Hot topics right now are the American Rum Standards and working with legislators to address the US subsidies for Puerto Rico and the US Virgin Islands. We have spoken to a few legislators and we are putting together a positioning statement on how these subsidies affect the American Rum Industry. The likelihood of abolishing this long standing subsidy is futile to say the least, but we are considering our own legislation that may help to fund marketing and branding of American Rum. This funding could also assist in building the domestic rum category and supporting the American rum and sugar industry.
I know there is a big debate about the US subsidies Puerto Rico and US Virgin Islands are getting. As a distiller, has this had an impact on your ability to make and/or produce rum? What is ARA’s stance on this matter?

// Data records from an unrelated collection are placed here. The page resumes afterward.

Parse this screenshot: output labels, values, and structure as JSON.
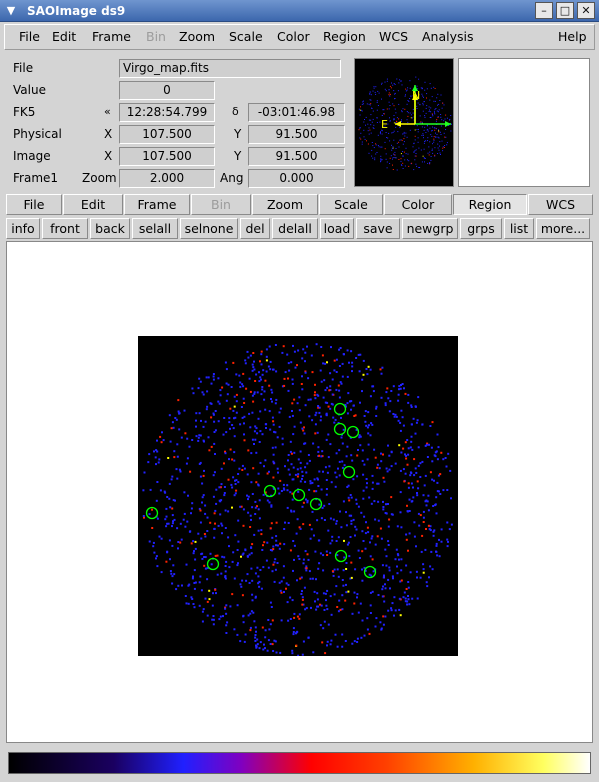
{
  "window": {
    "title": "SAOImage ds9",
    "controls": {
      "minimize": "–",
      "maximize": "□",
      "close": "✕"
    },
    "menu_icon": "chevron-down-icon"
  },
  "menubar": {
    "items": [
      {
        "label": "File"
      },
      {
        "label": "Edit"
      },
      {
        "label": "Frame"
      },
      {
        "label": "Bin",
        "disabled": true
      },
      {
        "label": "Zoom"
      },
      {
        "label": "Scale"
      },
      {
        "label": "Color"
      },
      {
        "label": "Region"
      },
      {
        "label": "WCS"
      },
      {
        "label": "Analysis"
      },
      {
        "label": "Help"
      }
    ]
  },
  "info": {
    "file_label": "File",
    "file_value": "Virgo_map.fits",
    "value_label": "Value",
    "value_value": "0",
    "fk5_label": "FK5",
    "fk5_alpha_symbol": "«",
    "fk5_ra": "12:28:54.799",
    "fk5_delta_symbol": "δ",
    "fk5_dec": "-03:01:46.98",
    "physical_label": "Physical",
    "physical_x_label": "X",
    "physical_x": "107.500",
    "physical_y_label": "Y",
    "physical_y": "91.500",
    "image_label": "Image",
    "image_x_label": "X",
    "image_x": "107.500",
    "image_y_label": "Y",
    "image_y": "91.500",
    "frame_label": "Frame1",
    "zoom_label": "Zoom",
    "zoom_value": "2.000",
    "ang_label": "Ang",
    "ang_value": "0.000"
  },
  "panner": {
    "north_label": "N",
    "east_label": "E"
  },
  "buttonbar": {
    "items": [
      {
        "label": "File"
      },
      {
        "label": "Edit"
      },
      {
        "label": "Frame"
      },
      {
        "label": "Bin",
        "disabled": true
      },
      {
        "label": "Zoom"
      },
      {
        "label": "Scale"
      },
      {
        "label": "Color"
      },
      {
        "label": "Region",
        "active": true
      },
      {
        "label": "WCS"
      }
    ]
  },
  "regionbar": {
    "items": [
      {
        "label": "info"
      },
      {
        "label": "front"
      },
      {
        "label": "back"
      },
      {
        "label": "selall"
      },
      {
        "label": "selnone"
      },
      {
        "label": "del"
      },
      {
        "label": "delall"
      },
      {
        "label": "load"
      },
      {
        "label": "save"
      },
      {
        "label": "newgrp"
      },
      {
        "label": "grps"
      },
      {
        "label": "list"
      },
      {
        "label": "more..."
      }
    ]
  },
  "colors": {
    "titlebar": "#4a74b8",
    "region_circle": "#00ff00",
    "photon_blue": "#2222ff",
    "photon_red": "#ff2200",
    "photon_yellow": "#ffff00",
    "background": "#000000"
  }
}
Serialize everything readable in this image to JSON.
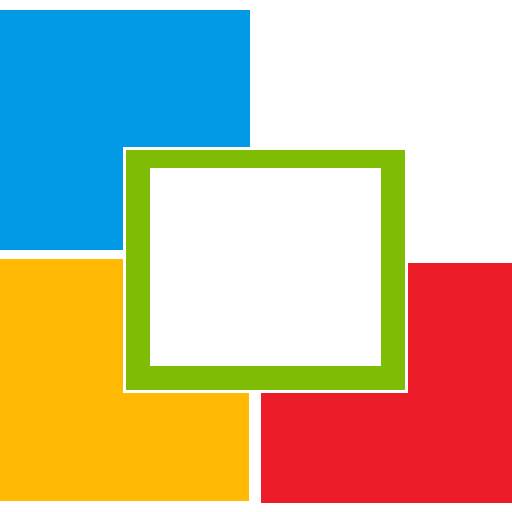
{
  "logo": {
    "blocks": [
      {
        "name": "blue",
        "color": "#0299e6"
      },
      {
        "name": "yellow",
        "color": "#ffb902"
      },
      {
        "name": "red",
        "color": "#ec1c28"
      }
    ],
    "frame": {
      "name": "green",
      "color": "#7fbc06",
      "inner_color": "#ffffff"
    },
    "background": "#ffffff"
  }
}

Yes, the subsidies have an effect on our business two fold. First, the obvious is that these imports have a lower overall cost to produce a bottle of rum. They can either take a higher margin or lower their price to the consumer. If they take a higher margin they put this money to work building brand awareness. They may also pay their distributors incentives to focus on their brands. On the flip side, they could just decide just to have a lower price point and drive volume. Essentially there is a rum cartel that has total control over the supply and demand of the American rum market, how American is that?
Secondly, a good portion of these subsidies end up promoting rum from their respective county. For example, pick up any spirits trade magazine and you will see an advertisement for “Rums of Puerto Rico”. We can’t wait for the day when we have similar ads for “American Rum - Fermented, Distilled, and Bottled in the USA”.
If people want to know more about your Association and how to become a member, how may they reach you?
Here are my contact details:
Founder & President, American Rum Association
Phone: (713) 882-3091
Once again, Kelly, thank you for taking the time for this interview and for supplying such valuable information with us and our readers. I wish you all the very best .
- Margaret Ayala, Publisher